Learn How to Play Poker

Poker is a card game played by two or more players. It is a game of chance and skill, where the player’s luck can turn either way at any time. It is played socially for pennies or matchsticks, or professionally for thousands of dollars. It has become one of the most popular games in the world.

It is important to remember that your hand is only good or bad in relation to what the other players hold. You should never be afraid to call a big bet if you have a strong hand, however it is also essential to know when to fold your cards.

In poker, each player must ante something (the amount varies by game) before they are dealt cards. Once everyone has a set of cards they must place their bet into the middle of the table (the pot). A winner is declared at the end of each betting round by the player with the highest poker hand.

There are many different poker hands, but the best ones consist of three or more matching cards of the same rank. A full house contains three cards of the same rank plus two matching cards of another rank. A flush consists of five consecutive cards of the same suit. A straight contains five cards of the same rank in sequence, but from more than one suit. A pair consists of two cards of the same rank with one unmatched card.

The way to improve your poker hand is to practice, watch experienced players play and learn from their mistakes. The goal is to develop quick instincts, which will give you the edge over your opponents. This can be done by playing at the same tables with experienced players and observing how they act in different situations.

While you are developing your skills, it is a good idea to start at the lowest stakes possible. This will allow you to play against weaker players and learn the game without spending too much money. It is often easier to win money from a smaller bankroll than to lose it from a larger one.

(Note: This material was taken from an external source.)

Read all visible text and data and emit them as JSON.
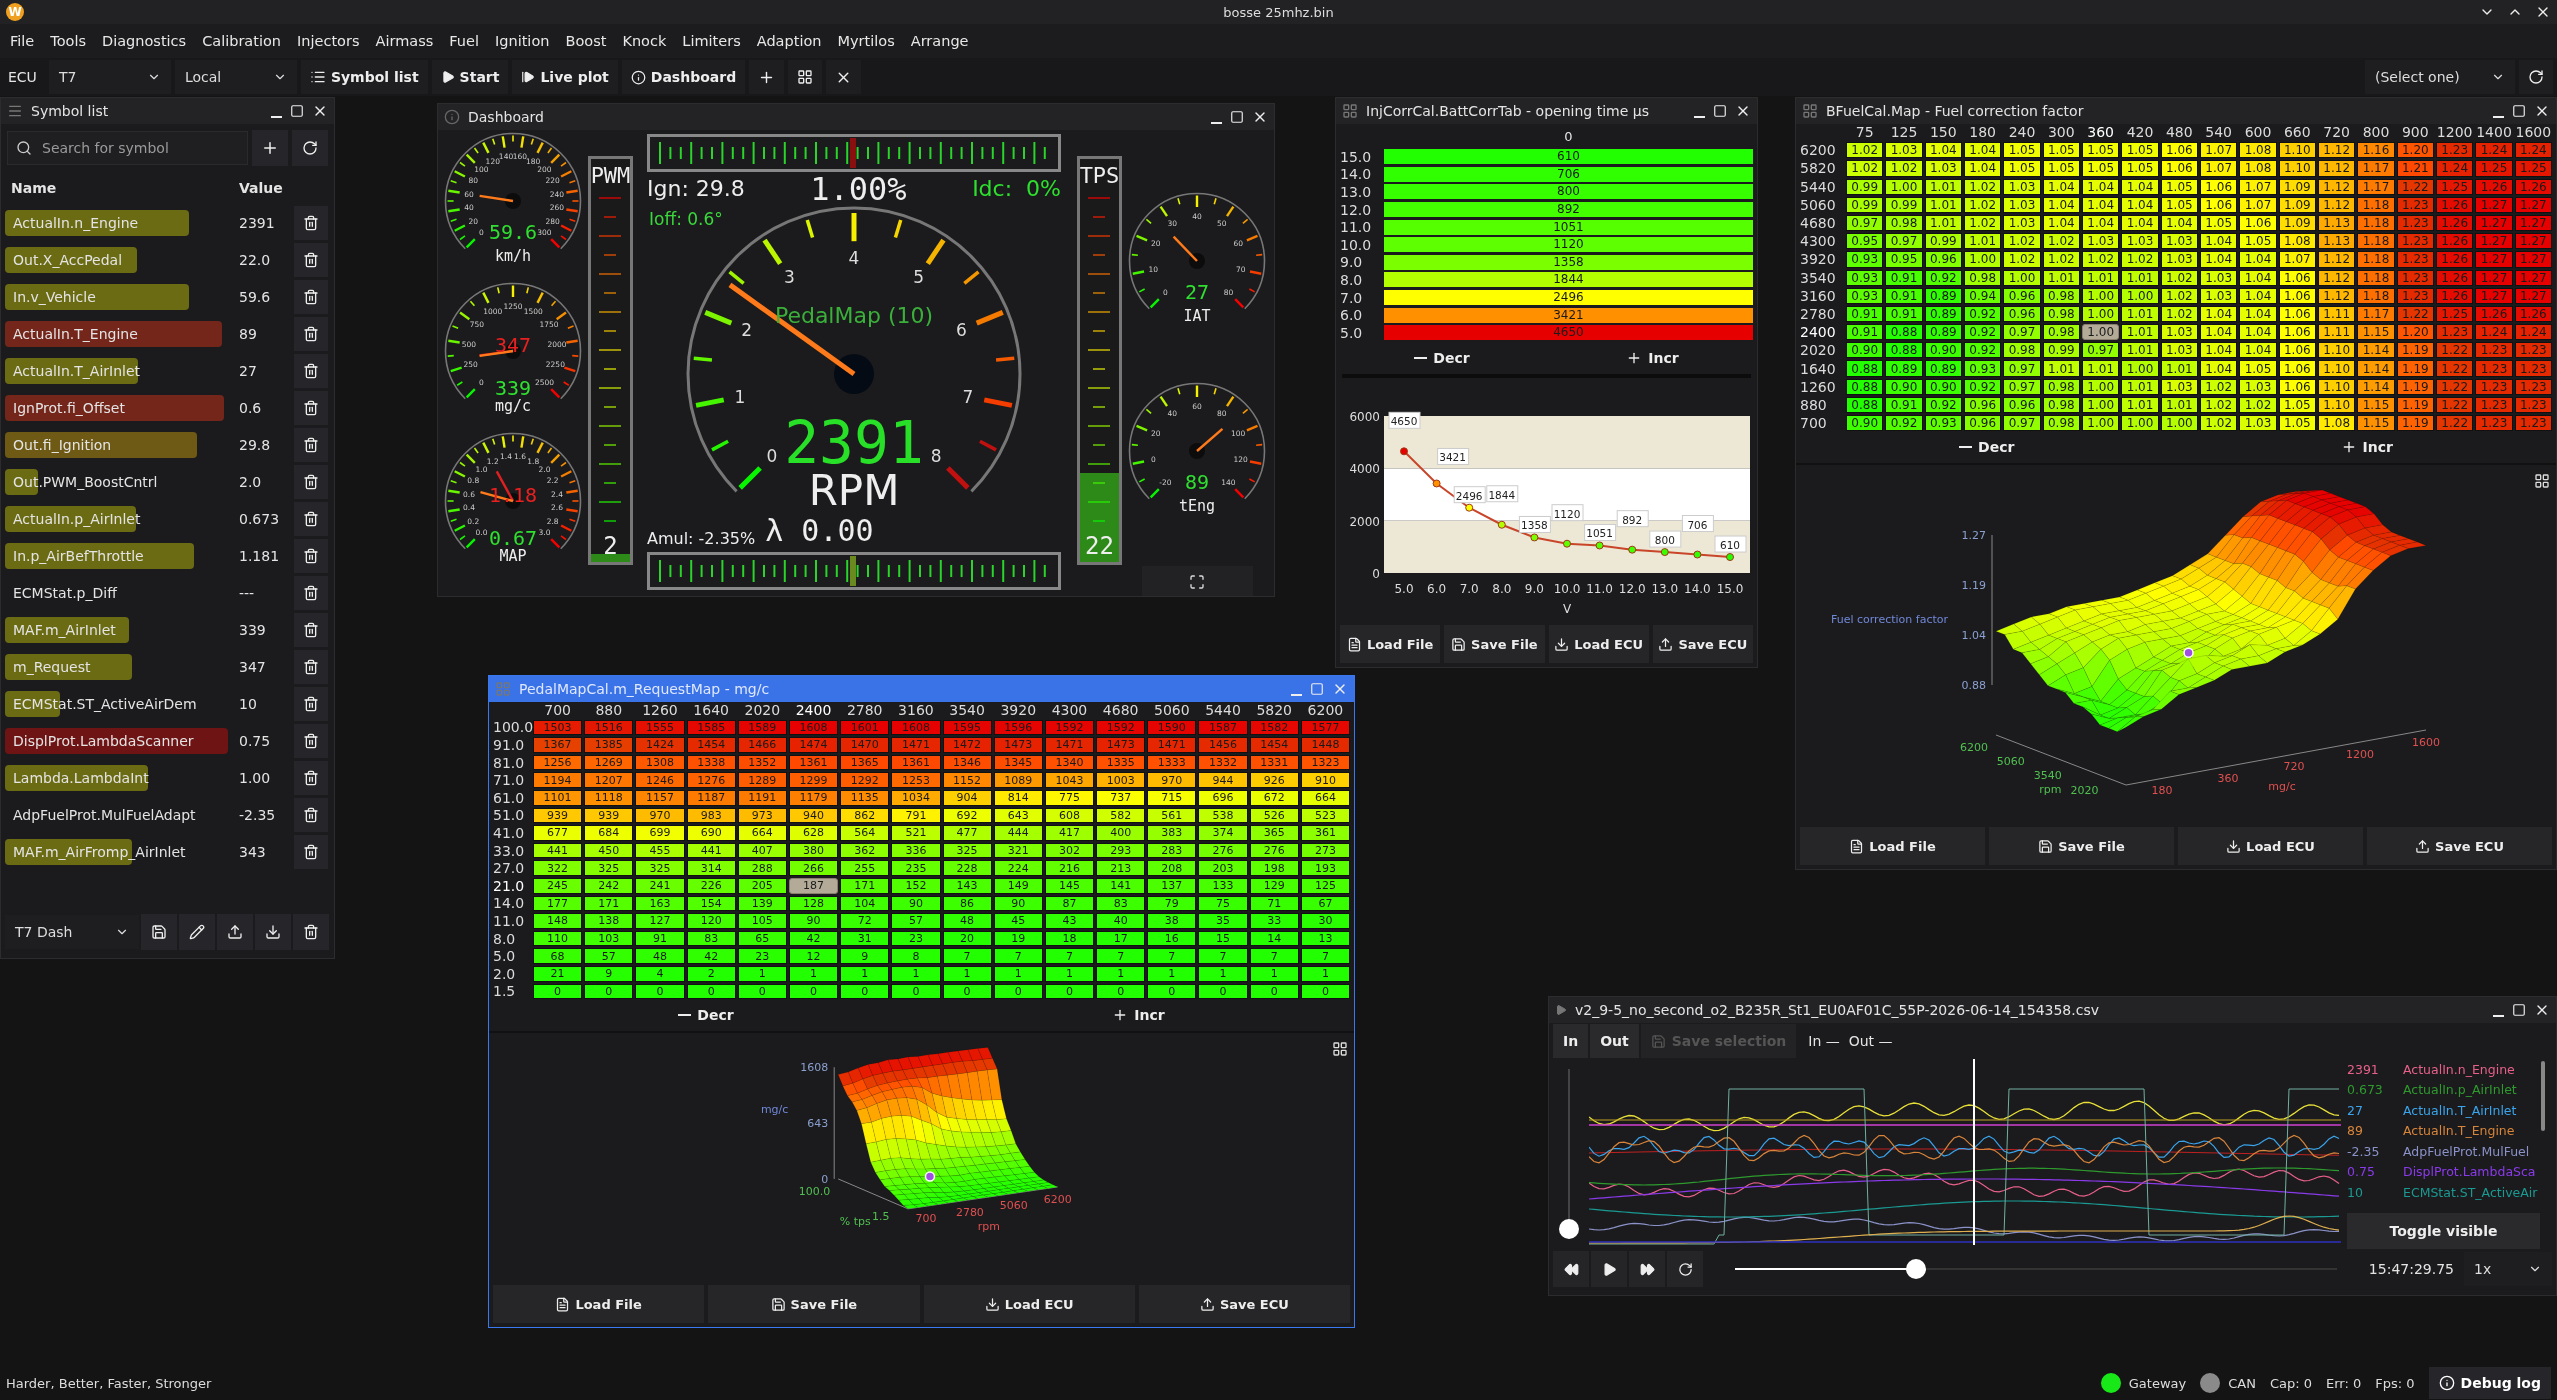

In addition, you should always try to keep your emotions in check while playing poker. If you start to feel frustration, fatigue or anger, it is best to stop playing and take a break. This will help you perform better and save you a lot of money in the long run.

Lastly, you should use a strategy list to help you determine which cards you should keep and which you should exchange for new ones. This will help you make your poker hand faster and more profitable. There are several free strategy lists available on the internet. However, it is important to remember that poker is a game of chance, and your results will vary from day to day. However, the divide between break-even beginner players and high-stakes winners is not as wide as it is sometimes thought to be.